Lewis Silkin at the Advertising and Brands Cup in support of Helen & Douglas House hospice.
After an inordinately early start (Cambridge is a long way from the sea), we eventually arrived in Pompey as it's known locally, got dressed in waterproofs and had the obligatory Health-and-Safety briefing from our crew from OnDeck.
In Kenneth Graham's The Wind in the Willows, Ratty declares "There is nothing quite so much fun as messing about on the water", which rather gives the impression of sailing as something lazy and idyllic for a hot summer's day.
In this case, it was early autumn with some sunshine and a light breeze, which made for more or less perfect conditions for a group of mainly novices and amateurs such as we were.
However, there was little in the way of idling around as we had to raise sails, drop sails, move from one side of the boat to the other at speed, clip and unclip things and generally work pretty hard to go not very far in any one direction.
Sailing a 40ft yacht with three sails and a crew of seven meant that there was a job for pretty much everyone with no-one's role being that of "ballast" - so, demanding and exhilarating more than idyllic.
The event has run for three years now in its current format and is organised by London lawyers Lewis Silkin for advertising and marketing services clients - chief organiser Brinsley Dresden, who invited me as his guest, heads up the marketing services practice and is a keen yachtsman himself.
I found my introduction to the world of sailing - with its confusing jargon and complex procedures to be carried out quickly but in the right order somewhat reminiscent of learning to drive over two decades ago.
It is also somewhat clubby and as an outsider having to get up to speed not just with the basics but also the subtle analysis and minutiae of strategy and tactics, I perhaps experienced what it is like for a novice wine enthusiast to be amongst a group of serious afficionados.
However, what struck me most about the day was the sense of it being a team effort.

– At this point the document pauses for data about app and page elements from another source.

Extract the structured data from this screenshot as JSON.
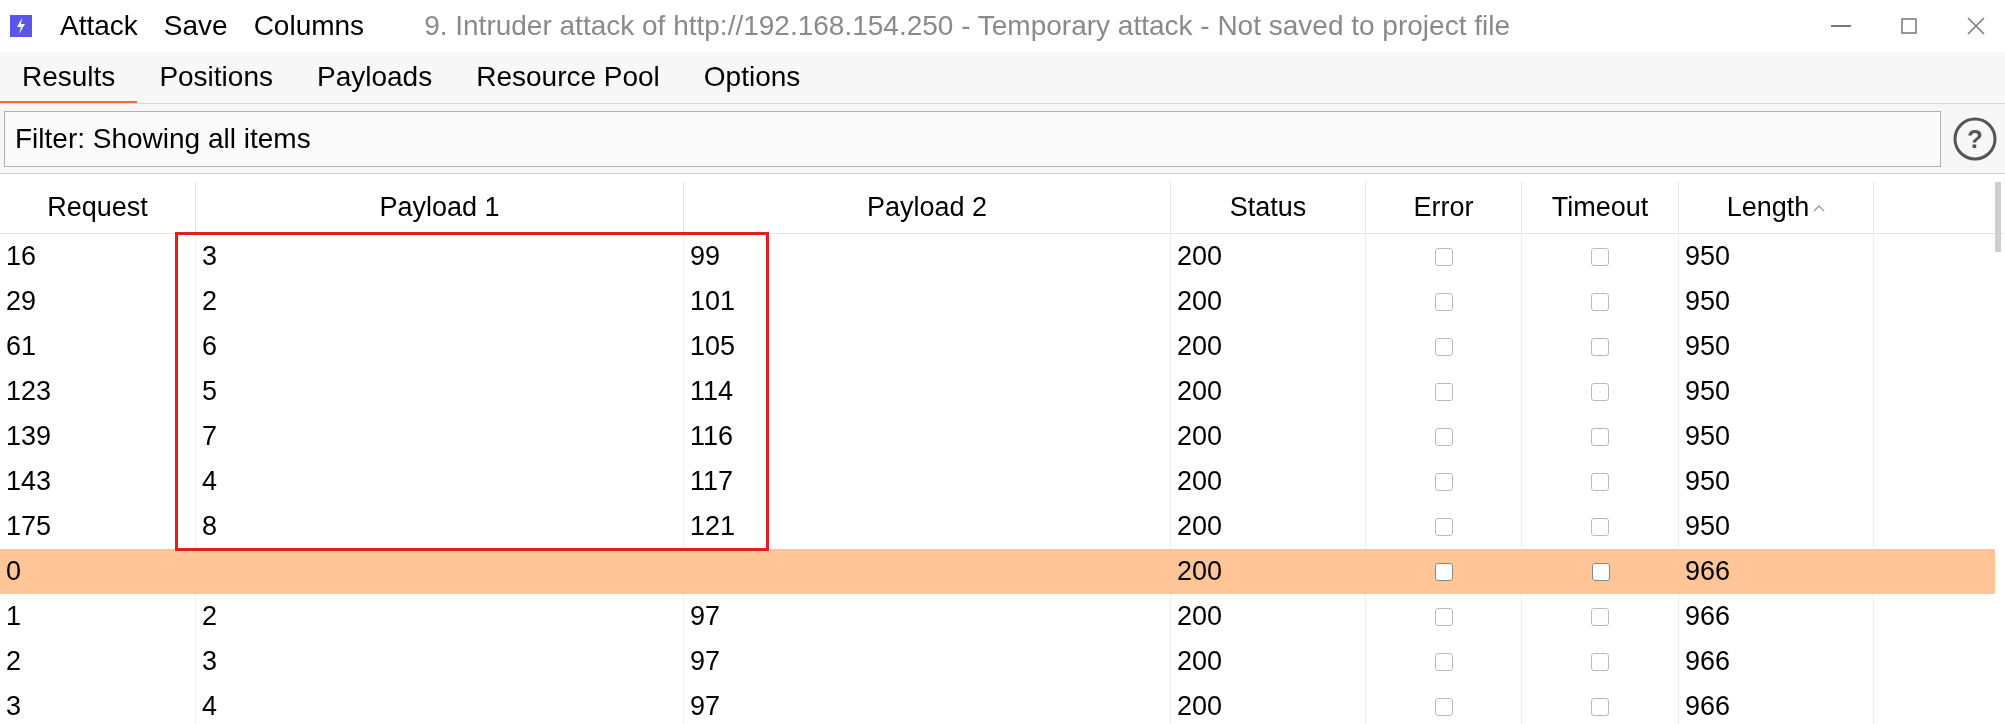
{
  "window": {
    "title": "9. Intruder attack of http://192.168.154.250 - Temporary attack - Not saved to project file",
    "menu": [
      "Attack",
      "Save",
      "Columns"
    ]
  },
  "tabs": [
    {
      "label": "Results",
      "selected": true
    },
    {
      "label": "Positions",
      "selected": false
    },
    {
      "label": "Payloads",
      "selected": false
    },
    {
      "label": "Resource Pool",
      "selected": false
    },
    {
      "label": "Options",
      "selected": false
    }
  ],
  "filter": {
    "text": "Filter: Showing all items",
    "help_label": "?"
  },
  "table": {
    "columns": [
      {
        "label": "Request"
      },
      {
        "label": "Payload 1"
      },
      {
        "label": "Payload 2"
      },
      {
        "label": "Status"
      },
      {
        "label": "Error"
      },
      {
        "label": "Timeout"
      },
      {
        "label": "Length",
        "sorted": true
      }
    ],
    "rows": [
      {
        "request": "16",
        "payload_1": "3",
        "payload_2": "99",
        "status": "200",
        "error": false,
        "timeout": false,
        "length": "950",
        "selected": false,
        "outlined": true
      },
      {
        "request": "29",
        "payload_1": "2",
        "payload_2": "101",
        "status": "200",
        "error": false,
        "timeout": false,
        "length": "950",
        "selected": false,
        "outlined": true
      },
      {
        "request": "61",
        "payload_1": "6",
        "payload_2": "105",
        "status": "200",
        "error": false,
        "timeout": false,
        "length": "950",
        "selected": false,
        "outlined": true
      },
      {
        "request": "123",
        "payload_1": "5",
        "payload_2": "114",
        "status": "200",
        "error": false,
        "timeout": false,
        "length": "950",
        "selected": false,
        "outlined": true
      },
      {
        "request": "139",
        "payload_1": "7",
        "payload_2": "116",
        "status": "200",
        "error": false,
        "timeout": false,
        "length": "950",
        "selected": false,
        "outlined": true
      },
      {
        "request": "143",
        "payload_1": "4",
        "payload_2": "117",
        "status": "200",
        "error": false,
        "timeout": false,
        "length": "950",
        "selected": false,
        "outlined": true
      },
      {
        "request": "175",
        "payload_1": "8",
        "payload_2": "121",
        "status": "200",
        "error": false,
        "timeout": false,
        "length": "950",
        "selected": false,
        "outlined": true
      },
      {
        "request": "0",
        "status": "200",
        "error": false,
        "timeout": false,
        "length": "966",
        "selected": true,
        "outlined": false
      },
      {
        "request": "1",
        "payload_1": "2",
        "payload_2": "97",
        "status": "200",
        "error": false,
        "timeout": false,
        "length": "966",
        "selected": false,
        "outlined": false
      },
      {
        "request": "2",
        "payload_1": "3",
        "payload_2": "97",
        "status": "200",
        "error": false,
        "timeout": false,
        "length": "966",
        "selected": false,
        "outlined": false
      },
      {
        "request": "3",
        "payload_1": "4",
        "payload_2": "97",
        "status": "200",
        "error": false,
        "timeout": false,
        "length": "966",
        "selected": false,
        "outlined": false
      }
    ]
  }
}
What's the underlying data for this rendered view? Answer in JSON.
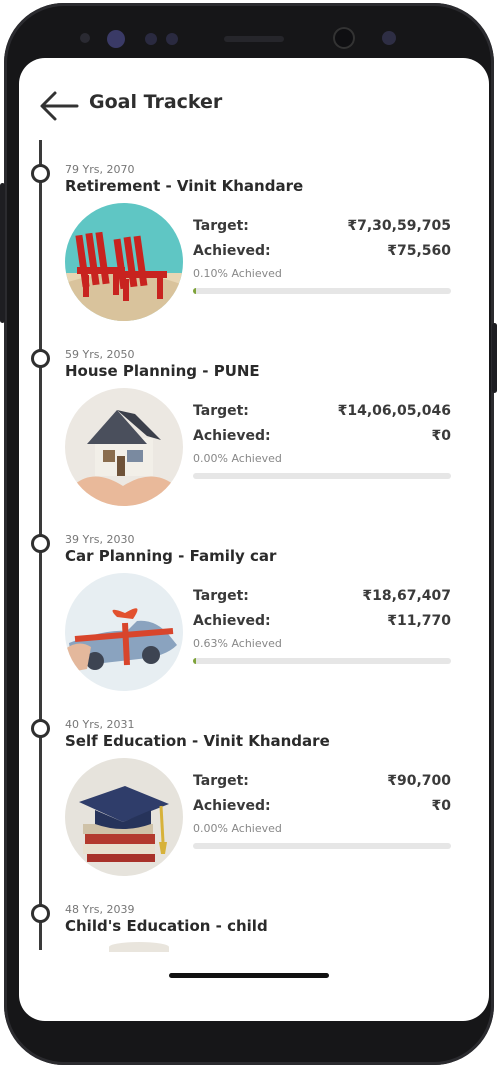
{
  "header": {
    "title": "Goal Tracker",
    "back_icon": "arrow-left-icon"
  },
  "labels": {
    "target": "Target:",
    "achieved": "Achieved:"
  },
  "goals": [
    {
      "meta": "79 Yrs, 2070",
      "name": "Retirement - Vinit Khandare",
      "target": "₹7,30,59,705",
      "achieved": "₹75,560",
      "pct_text": "0.10% Achieved",
      "progress": 0.001,
      "image": "beach-chairs"
    },
    {
      "meta": "59 Yrs, 2050",
      "name": "House Planning - PUNE",
      "target": "₹14,06,05,046",
      "achieved": "₹0",
      "pct_text": "0.00% Achieved",
      "progress": 0.0,
      "image": "house"
    },
    {
      "meta": "39 Yrs, 2030",
      "name": "Car Planning - Family car",
      "target": "₹18,67,407",
      "achieved": "₹11,770",
      "pct_text": "0.63% Achieved",
      "progress": 0.0063,
      "image": "gift-car"
    },
    {
      "meta": "40 Yrs, 2031",
      "name": "Self Education - Vinit Khandare",
      "target": "₹90,700",
      "achieved": "₹0",
      "pct_text": "0.00% Achieved",
      "progress": 0.0,
      "image": "graduation-cap"
    },
    {
      "meta": "48 Yrs, 2039",
      "name": "Child's Education - child"
    }
  ],
  "colors": {
    "progress_fill": "#7ea33a",
    "progress_track": "#e6e6e6",
    "timeline": "#3a3a3a"
  }
}
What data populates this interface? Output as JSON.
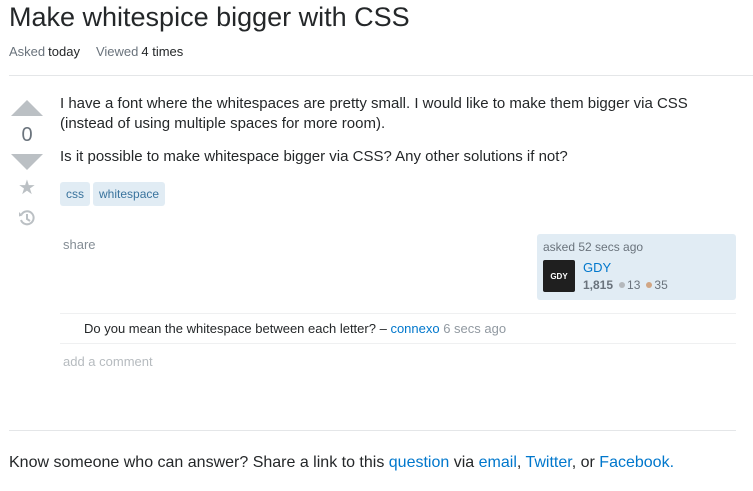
{
  "question": {
    "title": "Make whitespice bigger with CSS",
    "asked_label": "Asked",
    "asked_value": "today",
    "viewed_label": "Viewed",
    "viewed_value": "4 times",
    "vote_count": "0",
    "body": [
      "I have a font where the whitespaces are pretty small. I would like to make them bigger via CSS (instead of using multiple spaces for more room).",
      "Is it possible to make whitespace bigger via CSS? Any other solutions if not?"
    ],
    "tags": [
      "css",
      "whitespace"
    ],
    "share_label": "share"
  },
  "owner": {
    "asked_time": "asked 52 secs ago",
    "avatar_text": "GDY",
    "name": "GDY",
    "reputation": "1,815",
    "silver": "13",
    "bronze": "35"
  },
  "comment": {
    "text": "Do you mean the whitespace between each letter? –",
    "user": "connexo",
    "time": "6 secs ago"
  },
  "add_comment_label": "add a comment",
  "footer": {
    "prefix": "Know someone who can answer? Share a link to this",
    "link_question": "question",
    "via": "via",
    "link_email": "email",
    "comma1": ",",
    "link_twitter": "Twitter",
    "or": ", or",
    "link_facebook": "Facebook."
  },
  "icons": {
    "upvote": "upvote-arrow-icon",
    "downvote": "downvote-arrow-icon",
    "favorite": "star-icon",
    "history": "history-icon"
  }
}
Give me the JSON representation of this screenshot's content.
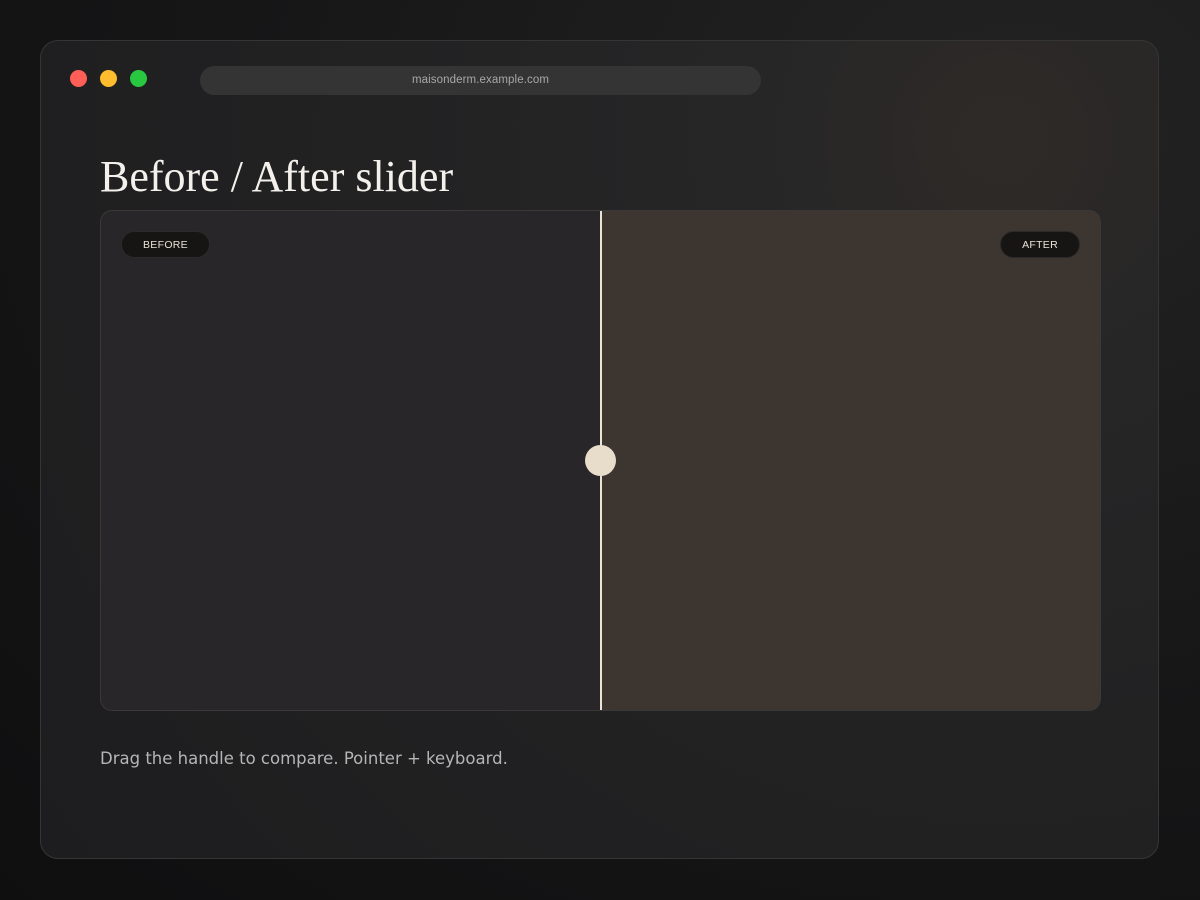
{
  "browser": {
    "url": "maisonderm.example.com",
    "traffic_lights": {
      "close_color": "#ff5f57",
      "minimize_color": "#febc2e",
      "maximize_color": "#28c840"
    }
  },
  "page": {
    "title": "Before / After slider",
    "caption": "Drag the handle to compare. Pointer + keyboard."
  },
  "slider": {
    "before_label": "BEFORE",
    "after_label": "AFTER",
    "position_percent": 50,
    "before_color": "#29262a",
    "after_color": "#3c3530",
    "handle_color": "#e8dccb"
  }
}
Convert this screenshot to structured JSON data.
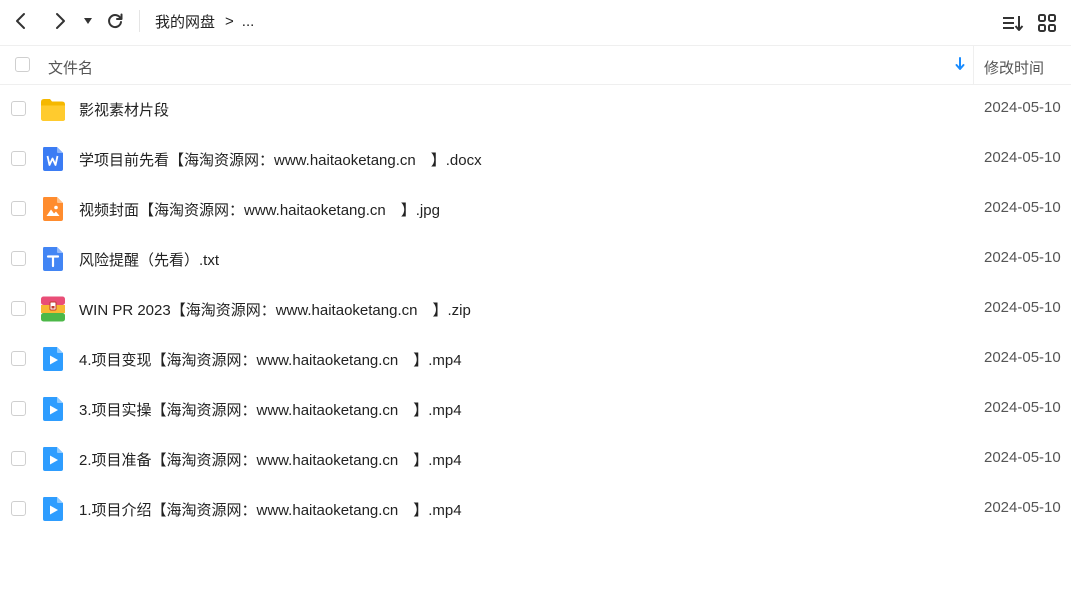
{
  "toolbar": {
    "back_icon": "chevron-left-icon",
    "forward_icon": "chevron-right-icon",
    "history_icon": "caret-down-icon",
    "refresh_icon": "refresh-icon",
    "sort_icon": "sort-list-icon",
    "grid_icon": "grid-view-icon"
  },
  "breadcrumb": {
    "root": "我的网盘",
    "separator": ">",
    "more": "..."
  },
  "table": {
    "header_name": "文件名",
    "header_time": "修改时间",
    "sort_icon": "sort-down-arrow-icon",
    "sort_color": "#1a8cff"
  },
  "files": [
    {
      "name": "影视素材片段",
      "modified": "2024-05-10",
      "icon": "folder-icon"
    },
    {
      "name": "学项目前先看【海淘资源网：www.haitaoketang.cn　】.docx",
      "modified": "2024-05-10",
      "icon": "word-doc-icon"
    },
    {
      "name": "视频封面【海淘资源网：www.haitaoketang.cn　】.jpg",
      "modified": "2024-05-10",
      "icon": "image-file-icon"
    },
    {
      "name": "风险提醒（先看）.txt",
      "modified": "2024-05-10",
      "icon": "text-file-icon"
    },
    {
      "name": "WIN PR 2023【海淘资源网：www.haitaoketang.cn　】.zip",
      "modified": "2024-05-10",
      "icon": "zip-archive-icon"
    },
    {
      "name": "4.项目变现【海淘资源网：www.haitaoketang.cn　】.mp4",
      "modified": "2024-05-10",
      "icon": "video-file-icon"
    },
    {
      "name": "3.项目实操【海淘资源网：www.haitaoketang.cn　】.mp4",
      "modified": "2024-05-10",
      "icon": "video-file-icon"
    },
    {
      "name": "2.项目准备【海淘资源网：www.haitaoketang.cn　】.mp4",
      "modified": "2024-05-10",
      "icon": "video-file-icon"
    },
    {
      "name": "1.项目介绍【海淘资源网：www.haitaoketang.cn　】.mp4",
      "modified": "2024-05-10",
      "icon": "video-file-icon"
    }
  ]
}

For me, wine writing is a very solitary exercise for much of the time, whilst my day job as a company director is very hierarchical, so although I manage groups and get to meet some very talented and visionary people, I rarely get to work as part of a large, diverse collaborative team these days.
By contrast, the hierarchy on our yacht was completely flat with just the skipper in charge getting us all to fulfill different but interrelated roles to keep the boat moving in the right direction at speed.
So, the sense of achievement in working with mostly strangers whom I had met for the first time that day to complete new and challenging tasks in a real-time situation is something that I have not experienced probably for several decades - since sports lessons in my school years.
As a topic, it is of course very much the stuff of team sports and at a primaeval level takes us back to our collaborative hunting instincts, so no wonder that it is so beloved and fruitful a subject for motivational speakers and captains of visionary industries.
Corporate hospitality is going somewhat out of fashion these days - my industry is as famed for its long, boozy lunches and expenses account excesses as for its superb creative work during the golden age of the 1980s.
Several recessions, a wave of corporate acquisitions and consolidations and the rise of client procurement teams later, the industry has become more cost-conscious and ostensibly hardworking.
However, it remains a people business - as creative industries must be - so networking and team-bonding with clients are still important as sources of new business and for improving existing working relationships, even if they need to be rather more restrained and have a more demonstrable return on investment than in times gone by when company jollies were merely the done thing rather than an indulgence to be justified on financial, strategic and reputational level.
And whilst breakfast briefing seminars on industry hot topics with nothing more intoxicating on offer than coffee, pastries and networking small talk may feel more appropriate to these straightened times, getting to know a group of people over the course of a day whilst working together to achieve a common goal brings you together in a very different way.
And after the hard work of pulling ropes, tacking and jibing, returning to dry land to chew the fat over a few drinks is the obvious thing to do.
In a corner of the jetty, overlooked by the Spinnaker Tower, there was a Champagne reception, trophies for the winners (our team came third) and the usual - but no less worthy for it - charity raffles.
Piper-Heidsieck Brut NV.
A mushroomy colour in the glass, it has a pronounced Pinot nose with red berries and fruity aromas of organic, vegetal decay and farmyard; it seems to announce "I say ! Look at me, what ho !" in an eccentric but aristocratic sort of way.
However, despite the initial exuberance, it can't hide its breeding and the palate is rich, savoury and mouthfilling with a fine mousse.
The texture is creamy with toasty brioche aromas, apples-and-pears fruit, rounded, sour-cherry acidity and a savoury finish.
Outgoing and classy, as well as an aperitif, it would also work with lighter game dishes such as partridge, pheasant or pigeon.
Helen & Douglas House - http://www.helenanddouglas.org.uk/
Piper Heidsieck - http://www.piper-heidsieck.com/
Lewis Silkin - http://www.lewissilkin.com/
Main image credit - OnDeck: http://www.ondeck.co.uk/ondeck.htm#